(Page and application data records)
______

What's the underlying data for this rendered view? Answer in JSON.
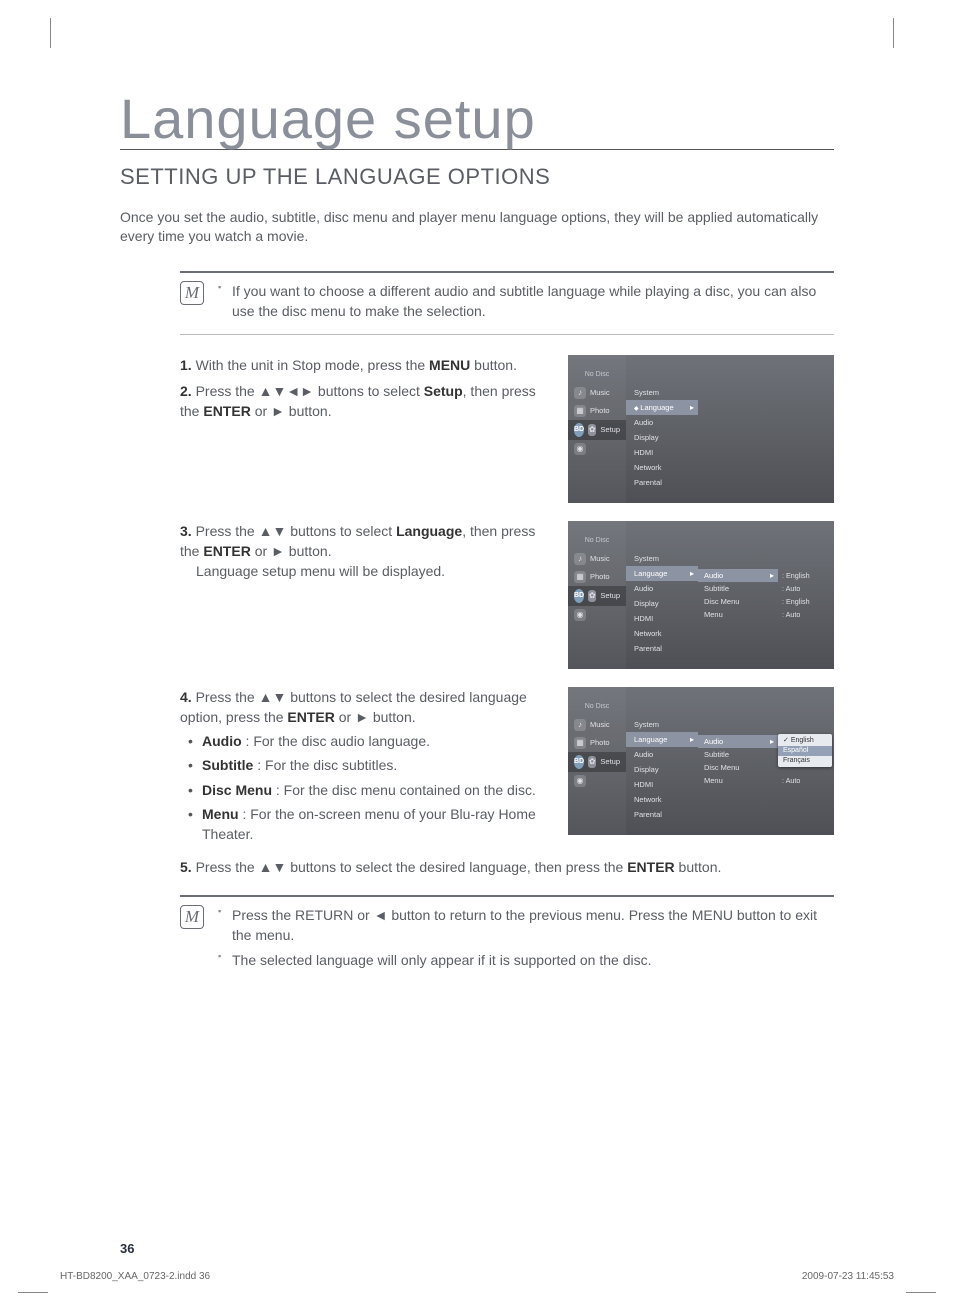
{
  "chapter_title": "Language setup",
  "section_title": "SETTING UP THE LANGUAGE OPTIONS",
  "intro": "Once you set the audio, subtitle, disc menu and player menu language options, they will be applied automatically every time you watch a movie.",
  "note_top": "If you want to choose a different audio and subtitle language while playing a disc, you can also use the disc menu to make the selection.",
  "steps": {
    "s1_pre": "1.",
    "s1_a": " With the unit in Stop mode, press the ",
    "s1_b": "MENU",
    "s1_c": " button.",
    "s2_pre": "2.",
    "s2_a": " Press the ▲▼◄► buttons to select ",
    "s2_b": "Setup",
    "s2_c": ", then press the ",
    "s2_d": "ENTER",
    "s2_e": " or ► button.",
    "s3_pre": "3.",
    "s3_a": " Press the ▲▼ buttons to select ",
    "s3_b": "Language",
    "s3_c": ", then press the ",
    "s3_d": "ENTER",
    "s3_e": " or ► button.",
    "s3_f": "Language setup menu will be displayed.",
    "s4_pre": "4.",
    "s4_a": " Press the ▲▼ buttons to select the desired language option, press the ",
    "s4_b": "ENTER",
    "s4_c": " or ► button.",
    "s4_bullets": [
      {
        "label": "Audio",
        "desc": " : For the disc audio language."
      },
      {
        "label": "Subtitle",
        "desc": " : For the disc subtitles."
      },
      {
        "label": "Disc Menu",
        "desc": " : For the disc menu contained on the disc."
      },
      {
        "label": "Menu",
        "desc": " : For the on-screen menu of your Blu-ray Home Theater."
      }
    ],
    "s5_pre": "5.",
    "s5_a": " Press the ▲▼ buttons to select the desired language, then press the ",
    "s5_b": "ENTER",
    "s5_c": " button."
  },
  "note_bottom": [
    "Press the RETURN or ◄ button to return to the previous menu. Press the MENU button to exit the menu.",
    "The selected language will only appear if it is supported on the disc."
  ],
  "osd": {
    "sidebar": {
      "no_disc": "No Disc",
      "music": "Music",
      "photo": "Photo",
      "setup": "Setup",
      "bd_label": "♫"
    },
    "menu1": {
      "items": [
        "System",
        "Language",
        "Audio",
        "Display",
        "HDMI",
        "Network",
        "Parental"
      ],
      "highlight": "Language"
    },
    "menu2_col3": [
      "Audio",
      "Subtitle",
      "Disc Menu",
      "Menu"
    ],
    "menu2_col4": [
      "English",
      "Auto",
      "English",
      "Auto"
    ],
    "menu3_dropdown": [
      "English",
      "Español",
      "Français"
    ],
    "menu3_col4_below": [
      "",
      "Auto",
      "",
      "Auto"
    ]
  },
  "page_number": "36",
  "footer_left": "HT-BD8200_XAA_0723-2.indd   36",
  "footer_right": "2009-07-23   11:45:53"
}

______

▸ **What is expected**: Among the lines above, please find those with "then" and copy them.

▸ **Result below**:
    "s2_c": ", then press the ",
    "s3_c": ", then press the ",
    "s5_a": " Press the ▲▼ buttons to select the desired language, then press the ",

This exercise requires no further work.